This suggests that Obama still probably would have won primaries in the states where he racked up giant caucus routs. The spread, though, would have been closer. (Another factor to consider is the calendar: perhaps Obama’s performance in Nebraska would have been better had the state held its non-binding primary back in early February, when he was on a roll and winning everywhere.)

Anyway, with all of this in mind, here is a speculative look at how primaries in the caucus states might have looked. For turnout, we are simply tripling each state’s caucus turnout, based on the turnout in the Washington and Nebraska turnouts. Note that Obama’s overall plurality in most of these states isn’t really affected, even though his margin of victory is slashed, thanks to the higher turnout.

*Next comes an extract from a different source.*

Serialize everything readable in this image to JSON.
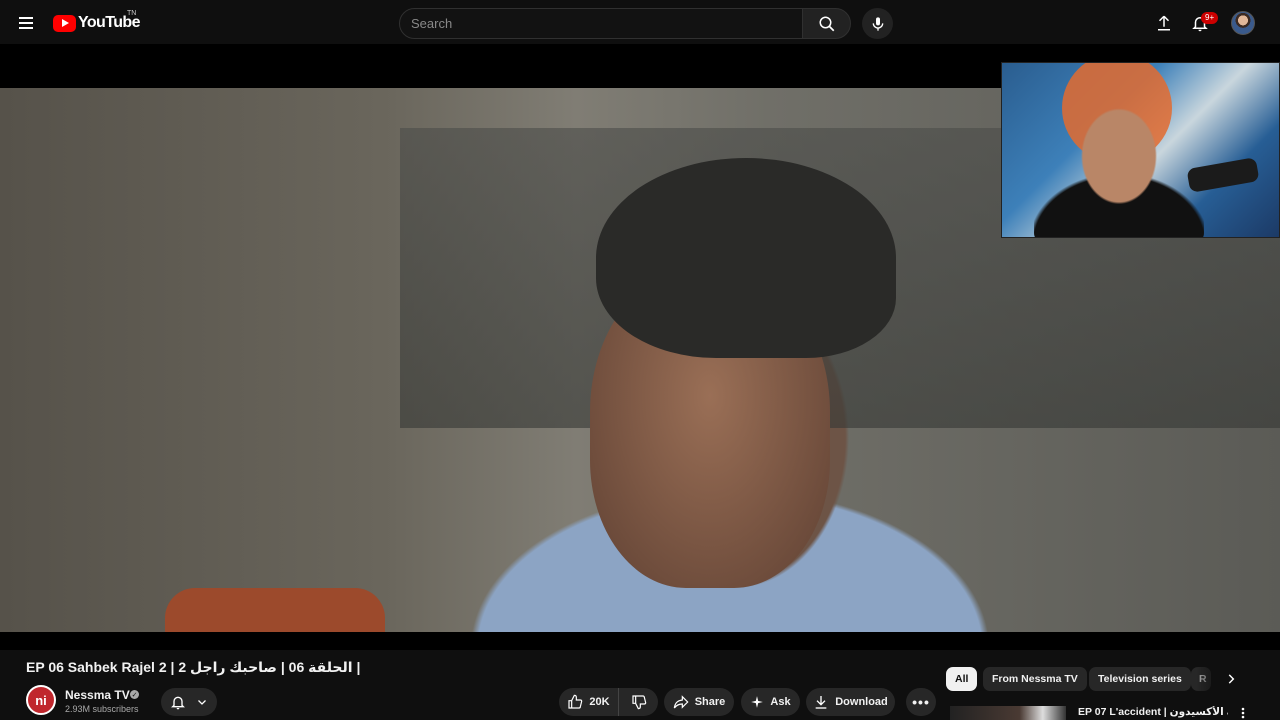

In fact, in some states his plurality actually expands slightly. (Remember, we are excluding Iowa, Nevada and Hawaii from this exercise.)





Caucus result: Obama, 74-26 percent

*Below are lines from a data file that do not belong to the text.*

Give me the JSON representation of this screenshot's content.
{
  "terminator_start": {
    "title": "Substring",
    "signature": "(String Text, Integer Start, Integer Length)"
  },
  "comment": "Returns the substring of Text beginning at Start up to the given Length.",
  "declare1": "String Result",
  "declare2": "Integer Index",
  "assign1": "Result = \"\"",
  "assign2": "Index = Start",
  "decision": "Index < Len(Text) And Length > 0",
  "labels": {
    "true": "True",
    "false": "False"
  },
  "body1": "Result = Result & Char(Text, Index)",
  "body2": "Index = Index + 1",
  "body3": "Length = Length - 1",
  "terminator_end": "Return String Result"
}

Caucus plurality: 17,700 votes

Projected primary result: Obama, 58-42 percent

Primary plurality: 17,580 votes

Net Clinton vote gain: 120

Estimated Clinton delegate gain: 5

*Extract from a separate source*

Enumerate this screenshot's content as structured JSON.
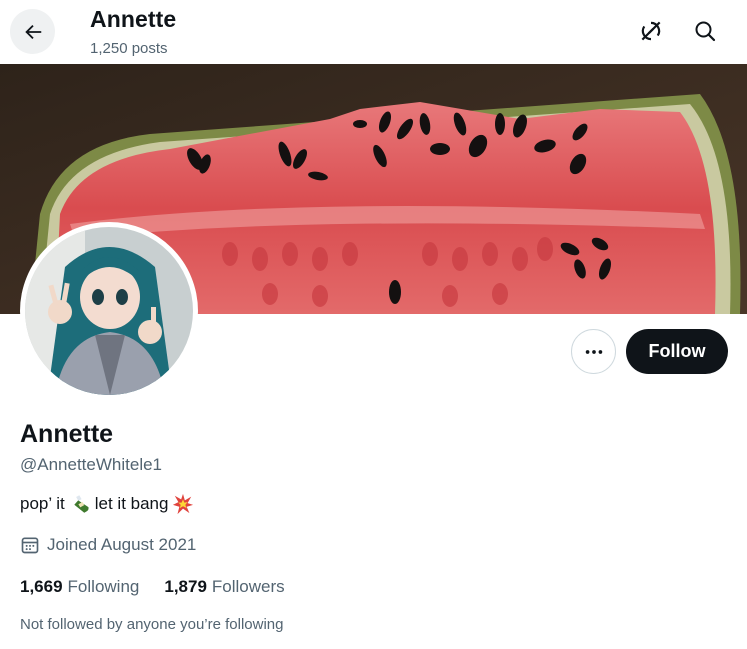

Caucus result: Obama, 67-32 percent

Caucus plurality: 40,757 votes

Projected primary result: Obama, 56-44 percent

Primary plurality: 42,455

Net Clinton vote gain: NEGATIVE 1,658

Estimated Clinton delegate gain: 6



Caucus result: Obama, 79-17 percent

Caucus plurality: 13,225 votes

Projected primary result: Obama, 57-39 percent

Primary plurality: 11,089

Net Clinton vote gain: 2,136

Estimated Clinton delegate gain: 4



Caucus result: Obama, 75-25 percent

Caucus plurality: 4,480 votes

Projected primary result: Obama, 60-40 percent

Primary plurality: 5,320

Net Clinton vote gain: NEGATIVE 840

Estimated Clinton delegate gain: 1


North Dakota

Caucus result: Obama, 61-37 percent

Caucus plurality: 4,677 votes

Projected primary result: Obama, 51-47 percent

Primary plurality: 2,219

Net Clinton vote gain: 2,448

Estimated Clinton delegate gain: 1



Caucus result: Obama, 66-32 percent

Caucus plurality: 73,188 votes

Projected primary result: Obama, 54-44 percent

Primary plurality: 63,100 votes

Net Clinton vote gain: 10,018

Estimated Clinton delegate gain: 8





Caucus result: Obama, 68-31 percent

Caucus plurality (estimate – no official tally kept): 88,812

Non-binding 2/19 primary result: Obama, 50-47 percent

Primary plurality: 38,386 votes

Net Clinton vote gain: 50,426

Estimated Clinton delegate gain: 12



Caucus result: Obama, 68-32 percent

Caucus plurality: 13,681

Non-binding 5/13 primary result: Obama, 49-47 percent

Primary plurality: 2,665

Net Clinton vote gain: 11,016

Estimated Clinton delegate gain: 4



Caucus result: Obama, 59-40 percent

Caucus plurality: 8,813 votes

Projected primary result: Obama, 52-47 percent

Primary plurality: 6,594 votes

Net Clinton vote gain: 2,219

Estimated Clinton delegate gain: 2





Caucus result: Obama, 61-39 percent

Caucus plurality: 2,067 votes

Projected primary result: 50-50

Primary plurality: Clinton by 1 vote

Net Clinton vote gain: 2,069

Estimated Clinton delegate gain: 1


Add all of these together and we find that, based on our projections, had the caucus states been converted to Clinton-friendly primaries, Clinton would have made the following gains:


Net plurality: 77,954 votes

Net delegate gain: 44


Practically speaking, this would do little to change Clinton’s current predicament.

After West Virginia this week, she still trails Obama by 153 pledged delegates and about 562,000 popular votes.

However, when you factor in generally accepted estimates from the four caucus states where no popular vote tallies were kept (Iowa, Nevada, Maine and Washington), Obama’s popular vote edge rises to about 672,000. And since we’re using two of those caucus states in our exercise, we need to include this data. So when the numbers from our caucus-to-primary conversions are factored in, Obama still leads by 109 pledged delegates and about 594,000 popular votes.

Neither of those leads will be threatened by the remaining five primaries, or even – most likely – by the inclusion of Florida and Michigan (assuming Obama is at least credited with the “uncommitted” vote from Michigan). In other words, the caucuses helped Obama greatly, but they’re not the reason he’s the nominee. Where Would Obama Have Been Without Caucuses?